In both cases, their thoughts and feelings from the experience ripple forward to their behavior, some of which will push the store’s business levers, which will then lead to positive or negative consequences for the business’ results.

So, when we talk about creating a “user experience” or a “customer experience,” we are generally talking about creating the touchpoints, the interaction with which will result in the user having an “experience.”

Or even more accurately, customers will usually interact with a series of touchpoints over time. They might go to your website and then drive to your store. 

While in the store, they may use your mobile app, and perhaps, a kiosk. When they get home, if they have a problem, they may call your call center or use your chat feature. 

Later, you may email them, text them, or send them something in the mail, and one of those may inspire them to come back to the store or shop on the website, and the cycle continues. 

This series of interactions, or experiences, is what we mean when we speak of a customer journey.

When a customer journey results in far more positive emotions than negative ones, when the customer thinks and feels that the brand is meeting their needs consistently and even occasionally giving them that delightful feeling of surprise when their expectations are exceeded, and when the experience is aligned with the customer’s values, then we have the right ingredients to inspire the love that is so valuable to long-term business results.

I talk extensively about this strategic customer experience model in my Wall Street Journal bestselling book, WINNING DIGITAL CUSTOMERS: THE ANTIDOTE TO IRRELEVANCE. It will show you exactly how you can use and optimize this model to create amazing customer experiences that will actually make your business more profitable. The first chapter of the book is downloadable FREE at this link https://WinningDigitalCustomers.com.

Get FREE access to the first chapter of FROM`s
Wall Street Journal Best Selling Book

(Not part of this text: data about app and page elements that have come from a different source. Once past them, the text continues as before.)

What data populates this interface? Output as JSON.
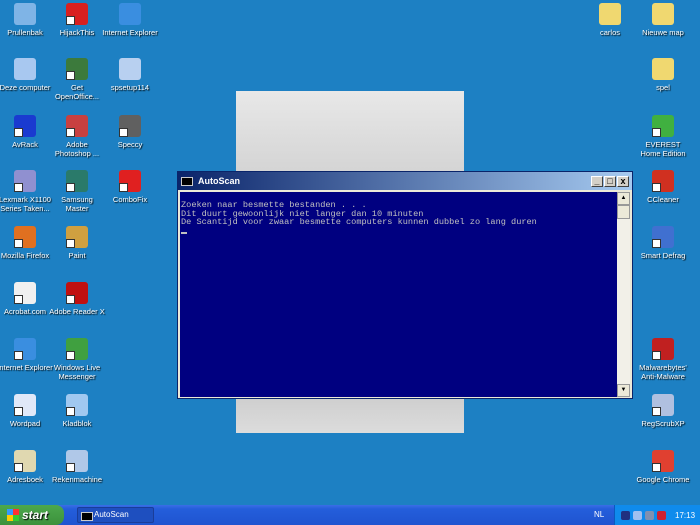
{
  "desktop_icons": [
    {
      "label": "Prullenbak",
      "icon": "recycle-bin-icon",
      "color": "#7fb4e6"
    },
    {
      "label": "HijackThis",
      "icon": "hijackthis-icon",
      "color": "#d82020"
    },
    {
      "label": "Internet Explorer",
      "icon": "internet-explorer-icon",
      "color": "#3a8ee0"
    },
    {
      "label": "Deze computer",
      "icon": "my-computer-icon",
      "color": "#a8c8f0"
    },
    {
      "label": "Get OpenOffice...",
      "icon": "openoffice-icon",
      "color": "#3c7a3c"
    },
    {
      "label": "spsetup114",
      "icon": "setup-icon",
      "color": "#b8d0f0"
    },
    {
      "label": "AvRack",
      "icon": "avrack-icon",
      "color": "#1a3ad0"
    },
    {
      "label": "Adobe Photoshop ...",
      "icon": "photoshop-icon",
      "color": "#c84040"
    },
    {
      "label": "Speccy",
      "icon": "speccy-icon",
      "color": "#606060"
    },
    {
      "label": "Lexmark X1100 Series Taken...",
      "icon": "lexmark-icon",
      "color": "#9090d0"
    },
    {
      "label": "Samsung Master",
      "icon": "samsung-icon",
      "color": "#2a7a6a"
    },
    {
      "label": "ComboFix",
      "icon": "combofix-icon",
      "color": "#e02020"
    },
    {
      "label": "Mozilla Firefox",
      "icon": "firefox-icon",
      "color": "#e07020"
    },
    {
      "label": "Paint",
      "icon": "paint-icon",
      "color": "#d0a040"
    },
    {
      "label": "Acrobat.com",
      "icon": "acrobat-icon",
      "color": "#f0f0f0"
    },
    {
      "label": "Adobe Reader X",
      "icon": "adobe-reader-icon",
      "color": "#c01010"
    },
    {
      "label": "Internet Explorer",
      "icon": "internet-explorer-icon",
      "color": "#3a8ee0"
    },
    {
      "label": "Windows Live Messenger",
      "icon": "messenger-icon",
      "color": "#40a040"
    },
    {
      "label": "Wordpad",
      "icon": "wordpad-icon",
      "color": "#e0e8f8"
    },
    {
      "label": "Kladblok",
      "icon": "notepad-icon",
      "color": "#a0c8f0"
    },
    {
      "label": "Adresboek",
      "icon": "address-book-icon",
      "color": "#e0d8b0"
    },
    {
      "label": "Rekenmachine",
      "icon": "calculator-icon",
      "color": "#b0c8e8"
    },
    {
      "label": "carlos",
      "icon": "folder-icon",
      "color": "#f0d870"
    },
    {
      "label": "Nieuwe map",
      "icon": "folder-icon",
      "color": "#f0d870"
    },
    {
      "label": "spel",
      "icon": "folder-icon",
      "color": "#f0d870"
    },
    {
      "label": "EVEREST Home Edition",
      "icon": "everest-icon",
      "color": "#40b040"
    },
    {
      "label": "CCleaner",
      "icon": "ccleaner-icon",
      "color": "#d03020"
    },
    {
      "label": "Smart Defrag",
      "icon": "smart-defrag-icon",
      "color": "#4070d0"
    },
    {
      "label": "Malwarebytes' Anti-Malware",
      "icon": "malwarebytes-icon",
      "color": "#c02020"
    },
    {
      "label": "RegScrubXP",
      "icon": "regscrub-icon",
      "color": "#b0c0e0"
    },
    {
      "label": "Google Chrome",
      "icon": "chrome-icon",
      "color": "#e04030"
    }
  ],
  "window": {
    "title": "AutoScan",
    "minimize": "_",
    "maximize": "□",
    "close": "x",
    "lines": [
      "Zoeken naar besmette bestanden . . .",
      "Dit duurt gewoonlijk niet langer dan 10 minuten",
      "De Scantijd voor zwaar besmette computers kunnen dubbel zo lang duren"
    ]
  },
  "taskbar": {
    "start": "start",
    "task": "AutoScan",
    "language": "NL",
    "clock": "17:13"
  }
}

  • Learn the three patterns of all successful digital brands (including companies like Apple, Netflix and Uber).
  • Understand why many great new products fail, and the formula for building products that won’t.
  • Discover the key reasons companies resist change and how to overcome them.
Get FREE access to the first chapter of FROM's
Wall Street Journal Best Selling Book


  • Learn the three patterns of all successful digital brands (including companies like Apple, Netflix and Uber).
  • Understand why many great new products fail, and the formula for building products that won’t.
  • Discover the key reasons companies resist change and how to overcome them.